    Zoolander wrote: »
    Epyon9283 wrote: »
    I guess you've never worked in tech support. Even changing an icon, not the placement, name or function, will throw a large percent of people off. Changing the background color on an app causes support calls. People who don't know how to use computers too well use a set process to get stuff done. They don't know why it works and they don't care. They just know if they follow certain steps that something will happen. If anything in that process changes at all they freak the hell out.
    I plan to go into interface design and that's just plain depressing.

    Sometimes though, when things get bad enough, you just have to go 'fuck it, they'll learn eventually' and change the interface. I guess it just means you have to take into consideration the amount of grief it will generate vs. the benefits, so the change better be damn worth it.

    I mean, people say the Dvorak layout is supposedly better than the qwerty layout for keyboards, but since it's only a few percentage faster, people don't care enough to change all the keyboards in the world. In the case of Office 2007 though, the new interface is miles better than the Office 97 interface and its clones.

    Okay

    Wow

    Let's start with the Dvorak thing. It was easier to learn, yes. Once people are adjusted to a given layout, they work just as fast with it as any other. Nobody is switching back now that PC keyboards can handle people typing quickly where typewriters couldn't because everyone is comfortable with qwerty and no one in their right mind thinks two alternate key layouts in the same region would be a good thing.

    Your insistence that 07's ribbon is inherently better because it's newer is mindboggling. UIs are judged based on the ease with which users across the spectrum can make use of the interface. One day, once you've taken a course in UI design, you'll understand that it's important to maintain certain coded elements so that people can easily grasp what's going on. Certain colours should only be used for certain types of messages. If every other program has a basic menu bar, then yours probably shouldn't be designed to be completely different. A certain level of basic conformity is a really, really good thing.

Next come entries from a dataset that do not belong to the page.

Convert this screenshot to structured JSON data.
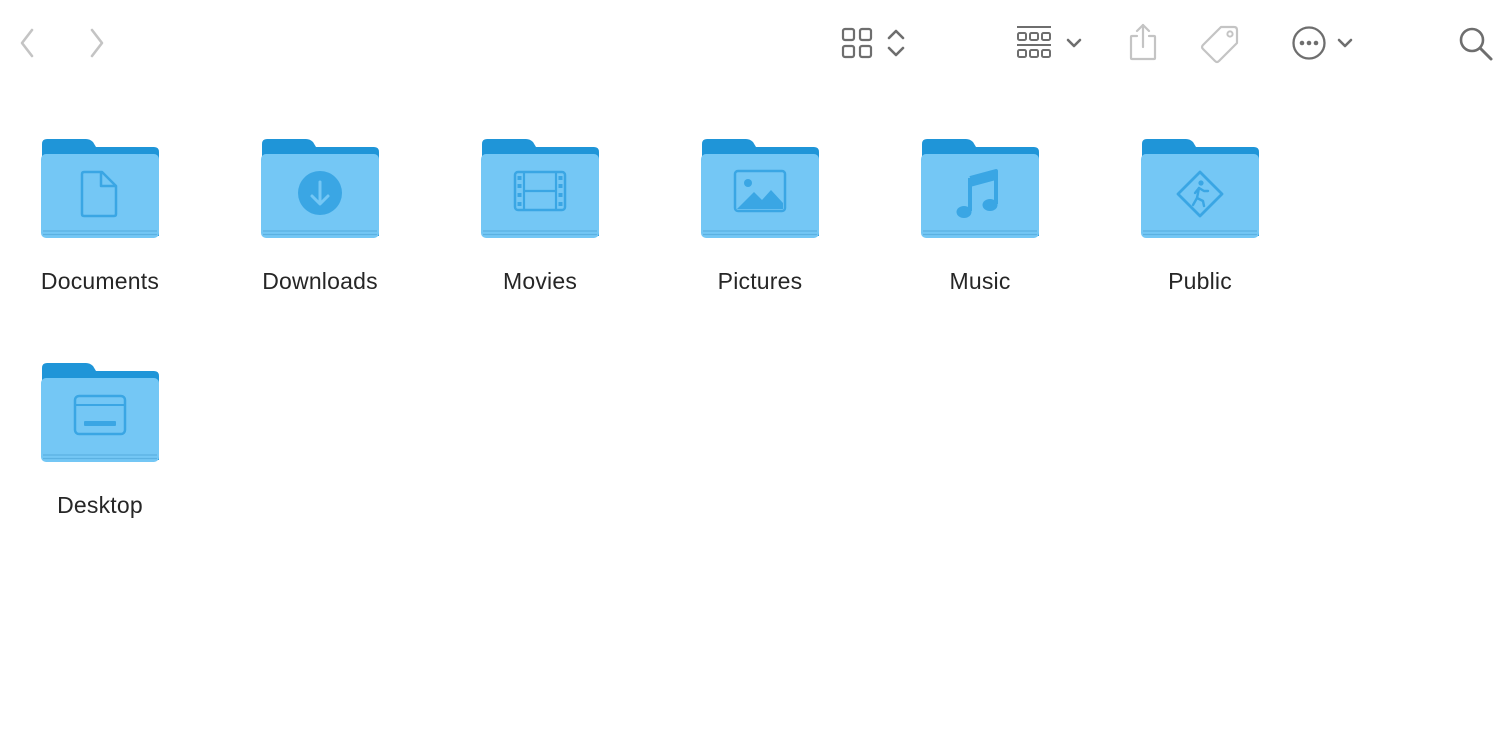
{
  "toolbar": {
    "back": {
      "icon": "chevron-left-icon",
      "enabled": false
    },
    "forward": {
      "icon": "chevron-right-icon",
      "enabled": false
    },
    "view_mode": {
      "icon": "icon-grid-icon"
    },
    "group_by": {
      "icon": "group-grid-icon"
    },
    "share": {
      "icon": "share-icon",
      "enabled": false
    },
    "tags": {
      "icon": "tag-icon",
      "enabled": false
    },
    "more": {
      "icon": "ellipsis-circle-icon"
    },
    "search": {
      "icon": "search-icon"
    }
  },
  "colors": {
    "folder_body": "#74c7f5",
    "folder_back": "#1f95d8",
    "folder_symbol": "#3aa6e4",
    "toolbar_icon": "#6e6e6e",
    "toolbar_icon_disabled": "#c4c4c4",
    "label": "#262626"
  },
  "items": [
    {
      "name": "Documents",
      "symbol": "document-icon"
    },
    {
      "name": "Downloads",
      "symbol": "download-icon"
    },
    {
      "name": "Movies",
      "symbol": "film-icon"
    },
    {
      "name": "Pictures",
      "symbol": "photo-icon"
    },
    {
      "name": "Music",
      "symbol": "music-note-icon"
    },
    {
      "name": "Public",
      "symbol": "public-sign-icon"
    },
    {
      "name": "Desktop",
      "symbol": "desktop-icon"
    }
  ]
}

    Here's the thing about Office 2007: the new UI isn't actually good. I can prove this by comparison to OS X. Go look at the difference between the OS 9 and OS X GUIs. In many ways they are radically different, yet at their core, they maintain a number of basic visual cues in common because that's what people expect and with a few basic elements that they can rely on, they're willing to learn how to use that nifty new bar at the bottom of the screen. That works. Change has to be gradual, even when it's a huge leap forward.

    Office 2007 fails in that regard on many levels. For years the Office apps had the problem of constantly moving things from one menu to the other and back in the next version and that was a pain in the ass. Now none of those familiar touchpoints are present and it takes me at least five times as long to do something in 2007 that it took me to do in 2003. The worst part is that the ribbon is completely different from one app to the next, so learning anything in Word is pretty much useless in Excel (whereas before some basic things were going to be the same, the File, Edit and Help menus were nearly identical and we could all guess what would be under Tools after seeing it in one app). So now I've got to do some rote memorization of at least three different ribbons, and none of what I force myself to memorize will ever come in handy in any other program.

    Do you see the problem with that statement? That is complete and total UI failure. A CONSISTENT and USABLE UI that allows me to use things I've learned previously and elsewhere to navigate it EFFICIENTLY is desirable. I don't care how fucking pretty you think it is, it's completely inconsistent with the rest of the applications on the PC and there's no way to figure out how to do anything aside from clicking through everything until I memorize the new locations of everything. And half of the time it makes no sense. So really, fuck Office 2007 and fuck the ribbon.

    Pheezer on
    IT'S GOT ME REACHING IN MY POCKET IT'S GOT ME FORKING OVER CASH
    CUZ THERE'S SOMETHING IN THE MIDDLE AND IT'S GIVING ME A RASH
Sign In or Register to comment.